You can have foot pain due to a cut, infection or an ulceration (a breakdown of the skin). Even in diabetics who have little feeling foot pain can still be felt with an infection. So visually checking those feet on a daily basis can help limit the damage- also making sure that you see a health care professional right away is also recommended.
Debris can be splinters, stones, gravel and any object that can embed itself into your skin. This can hurt and needs to come out (by a health care professional) so that the area doesn't get infected or become much worse.
Foot pain can be related to a very common problem. Pressure from tight shoes will aggravate and press on those bunions. You can tell because the bunion will be sore. When you wear a heeled shoe the reduced movement in that joint will also cause pain.
You can also have a little toe bunion, called a Tailors Bunion.

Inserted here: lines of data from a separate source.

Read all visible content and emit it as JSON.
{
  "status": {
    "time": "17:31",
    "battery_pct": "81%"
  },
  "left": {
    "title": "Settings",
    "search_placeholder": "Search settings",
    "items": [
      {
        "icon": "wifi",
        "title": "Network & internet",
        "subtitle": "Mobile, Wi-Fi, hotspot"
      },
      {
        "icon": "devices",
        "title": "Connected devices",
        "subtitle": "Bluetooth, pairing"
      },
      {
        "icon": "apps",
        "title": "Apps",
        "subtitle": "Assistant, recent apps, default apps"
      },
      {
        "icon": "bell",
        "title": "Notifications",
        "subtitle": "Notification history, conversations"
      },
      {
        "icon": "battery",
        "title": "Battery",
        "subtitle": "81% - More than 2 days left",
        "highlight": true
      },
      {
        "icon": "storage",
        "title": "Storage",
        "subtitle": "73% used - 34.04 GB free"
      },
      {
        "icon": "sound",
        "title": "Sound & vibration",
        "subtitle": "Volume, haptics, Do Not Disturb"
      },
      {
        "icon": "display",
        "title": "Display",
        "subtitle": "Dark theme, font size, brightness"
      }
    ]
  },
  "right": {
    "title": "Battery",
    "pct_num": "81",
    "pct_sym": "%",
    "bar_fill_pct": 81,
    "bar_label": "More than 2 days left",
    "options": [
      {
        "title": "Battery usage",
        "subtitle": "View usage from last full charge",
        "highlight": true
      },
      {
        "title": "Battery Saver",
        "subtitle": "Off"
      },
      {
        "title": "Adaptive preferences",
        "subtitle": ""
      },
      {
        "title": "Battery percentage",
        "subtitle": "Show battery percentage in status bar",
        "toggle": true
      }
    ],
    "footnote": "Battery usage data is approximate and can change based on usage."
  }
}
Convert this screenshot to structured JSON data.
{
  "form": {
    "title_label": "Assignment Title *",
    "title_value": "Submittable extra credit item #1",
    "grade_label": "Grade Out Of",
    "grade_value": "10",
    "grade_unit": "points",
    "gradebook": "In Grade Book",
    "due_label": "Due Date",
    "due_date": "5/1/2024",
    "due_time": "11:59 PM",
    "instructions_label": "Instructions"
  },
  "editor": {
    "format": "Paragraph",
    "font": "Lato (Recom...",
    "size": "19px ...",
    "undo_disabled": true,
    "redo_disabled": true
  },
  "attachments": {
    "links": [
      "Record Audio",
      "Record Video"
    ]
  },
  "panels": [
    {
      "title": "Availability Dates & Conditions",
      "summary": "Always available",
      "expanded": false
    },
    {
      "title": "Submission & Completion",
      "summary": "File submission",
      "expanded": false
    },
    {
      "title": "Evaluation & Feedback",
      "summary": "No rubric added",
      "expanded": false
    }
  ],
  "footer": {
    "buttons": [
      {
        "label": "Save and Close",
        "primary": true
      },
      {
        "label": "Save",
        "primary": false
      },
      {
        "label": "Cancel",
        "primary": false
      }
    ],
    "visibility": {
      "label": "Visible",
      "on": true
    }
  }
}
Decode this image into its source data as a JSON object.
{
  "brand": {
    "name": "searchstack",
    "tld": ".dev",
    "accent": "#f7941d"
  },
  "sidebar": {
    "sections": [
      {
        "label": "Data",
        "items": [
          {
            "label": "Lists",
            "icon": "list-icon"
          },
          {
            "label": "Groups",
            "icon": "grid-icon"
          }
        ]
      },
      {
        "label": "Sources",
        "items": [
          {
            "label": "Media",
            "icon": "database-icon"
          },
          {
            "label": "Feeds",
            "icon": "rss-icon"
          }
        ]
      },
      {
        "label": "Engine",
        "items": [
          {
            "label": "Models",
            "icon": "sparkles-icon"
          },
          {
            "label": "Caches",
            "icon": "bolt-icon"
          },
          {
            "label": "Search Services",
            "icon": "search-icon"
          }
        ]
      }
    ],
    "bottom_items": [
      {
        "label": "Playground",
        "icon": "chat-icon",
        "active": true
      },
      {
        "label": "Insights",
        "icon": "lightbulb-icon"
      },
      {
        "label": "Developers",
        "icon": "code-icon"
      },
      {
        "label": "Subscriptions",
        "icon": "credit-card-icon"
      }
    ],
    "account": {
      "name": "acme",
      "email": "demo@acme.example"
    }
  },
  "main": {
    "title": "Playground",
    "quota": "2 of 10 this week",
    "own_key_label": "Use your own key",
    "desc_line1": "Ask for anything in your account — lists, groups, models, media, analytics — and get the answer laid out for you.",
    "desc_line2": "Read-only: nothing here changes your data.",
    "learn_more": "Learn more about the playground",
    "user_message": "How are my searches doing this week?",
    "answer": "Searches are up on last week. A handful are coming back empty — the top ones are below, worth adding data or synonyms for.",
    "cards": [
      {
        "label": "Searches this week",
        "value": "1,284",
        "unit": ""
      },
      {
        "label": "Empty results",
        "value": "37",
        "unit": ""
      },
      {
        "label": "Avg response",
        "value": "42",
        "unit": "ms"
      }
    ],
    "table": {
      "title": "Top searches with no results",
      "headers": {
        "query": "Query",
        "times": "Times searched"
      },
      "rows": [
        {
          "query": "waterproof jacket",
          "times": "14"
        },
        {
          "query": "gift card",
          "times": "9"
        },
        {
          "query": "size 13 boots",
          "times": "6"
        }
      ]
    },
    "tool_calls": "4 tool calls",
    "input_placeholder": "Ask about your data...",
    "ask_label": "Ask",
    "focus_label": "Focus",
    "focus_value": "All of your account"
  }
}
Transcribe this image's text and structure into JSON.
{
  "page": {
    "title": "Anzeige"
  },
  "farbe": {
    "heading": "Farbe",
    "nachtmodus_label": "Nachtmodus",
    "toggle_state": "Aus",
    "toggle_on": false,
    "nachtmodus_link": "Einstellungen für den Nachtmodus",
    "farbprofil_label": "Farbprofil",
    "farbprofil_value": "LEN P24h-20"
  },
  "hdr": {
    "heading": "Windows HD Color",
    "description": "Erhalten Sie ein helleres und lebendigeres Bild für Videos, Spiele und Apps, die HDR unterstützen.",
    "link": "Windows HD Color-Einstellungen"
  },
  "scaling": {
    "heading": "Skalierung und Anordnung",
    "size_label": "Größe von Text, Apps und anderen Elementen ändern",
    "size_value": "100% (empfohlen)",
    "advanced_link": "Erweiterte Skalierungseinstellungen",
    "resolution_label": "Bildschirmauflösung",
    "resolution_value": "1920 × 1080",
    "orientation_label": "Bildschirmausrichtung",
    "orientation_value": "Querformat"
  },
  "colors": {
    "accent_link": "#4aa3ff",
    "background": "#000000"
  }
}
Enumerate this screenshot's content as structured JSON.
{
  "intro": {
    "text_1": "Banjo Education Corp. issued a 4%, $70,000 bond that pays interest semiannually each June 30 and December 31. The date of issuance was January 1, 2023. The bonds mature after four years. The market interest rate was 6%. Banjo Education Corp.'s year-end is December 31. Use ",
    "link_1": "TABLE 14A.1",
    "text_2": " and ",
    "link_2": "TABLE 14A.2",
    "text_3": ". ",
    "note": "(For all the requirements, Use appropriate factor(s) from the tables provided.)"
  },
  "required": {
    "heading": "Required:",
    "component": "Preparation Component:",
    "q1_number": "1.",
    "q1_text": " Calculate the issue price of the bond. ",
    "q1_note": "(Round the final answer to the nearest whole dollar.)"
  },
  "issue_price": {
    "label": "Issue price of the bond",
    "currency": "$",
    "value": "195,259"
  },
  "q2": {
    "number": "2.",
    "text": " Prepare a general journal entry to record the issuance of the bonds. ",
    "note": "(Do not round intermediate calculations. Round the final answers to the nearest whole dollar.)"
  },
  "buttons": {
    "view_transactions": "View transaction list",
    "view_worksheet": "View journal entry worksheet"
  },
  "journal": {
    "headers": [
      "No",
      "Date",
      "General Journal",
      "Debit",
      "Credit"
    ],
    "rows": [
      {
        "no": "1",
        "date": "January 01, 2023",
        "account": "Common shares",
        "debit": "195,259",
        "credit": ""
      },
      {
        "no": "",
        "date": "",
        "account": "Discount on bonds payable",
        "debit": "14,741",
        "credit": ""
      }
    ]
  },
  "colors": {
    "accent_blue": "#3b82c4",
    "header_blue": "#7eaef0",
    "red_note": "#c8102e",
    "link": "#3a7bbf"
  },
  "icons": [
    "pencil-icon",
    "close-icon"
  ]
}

There are treatment options.
Sometimes time and mechanics have caused little bits of bone to form. When these form the joints in the foot don't move as well as they should and that can cause pain. Sometimes the arthritis can cause additional pressure and swelling which then presses on nerves and other structures within the foot.
Sometimes finding out how to deal with this type of foot pain depends upon what best works for you is the best treatment. Other times, the body figures out a way to move and adapt and in time it is possible that other arthritis (like knee arthritis) could be caused by this adaptation.
The heel is a very put upon structure- it whacks into the floor with most of our weigh every time we walk. Sometimes the structures within the heel hurt because of the constant pressure being demanded upon them. Other heel structures hurt because of a failure in the system which allows the heel to work.
Heel pain can be healed quite quickly if you figure out what is causing the pain in the first place (e.g. excess pressure under the heel, excess weight from the person)
A very common foot pain problem that has pain sites in mainly 2 places:
The fascia is a broad band of inelastic tissue that inserts into your heel and goes all the way under your foot and inserts into your toes. If you think of a bow on its side, the fascia is like the string.
Being very inelastic the fascia hates to be hurt or be out of its comfort zone. It has also a reduced blood supply so any tears or rips take a while to heal. but, the problem is every time you step on your foot you use the fascia.
Plantar Fasciitis and how to treat it is found here. Most of the time the problem with the fascia is inflammation- it is hurt so it tries to tell you and deal with the cause of the inflammation. If you have a heel spur then that is the fascia insertion being pulled over a long period of time. They dont disappear but they can be contained and calmed down. In some instances people have them removed if too troublesome.
Some people don't see that cracked heels can cause foot pain but when they start to form and open up and cut, then pain is felt.
Cracked heels are not hard to treat but they need to be caught at the right stage for you to do it at home. Any waiting then a healthcare professional is usually required- especially if they cut and open up.
Usually caused by dry heels and pressure the skin can not take the stresses being placed upon it so it starts to crack. If it builds up hard skin (a natural defense) then that hard skin can crack as well because of lack of moisture.
Get help from a healthcare professional. Why? Because:
The medical information on the ldfootcare.com web site is provided as an information resource only, and is not to be used or relied on for any diagnostic or treatment purposes. This information is not intended to be patient education, does not create any patient-physician relationship, and should not be used as a substitute for professional diagnosis and treatment.
Copyright. LDFootcare 2018.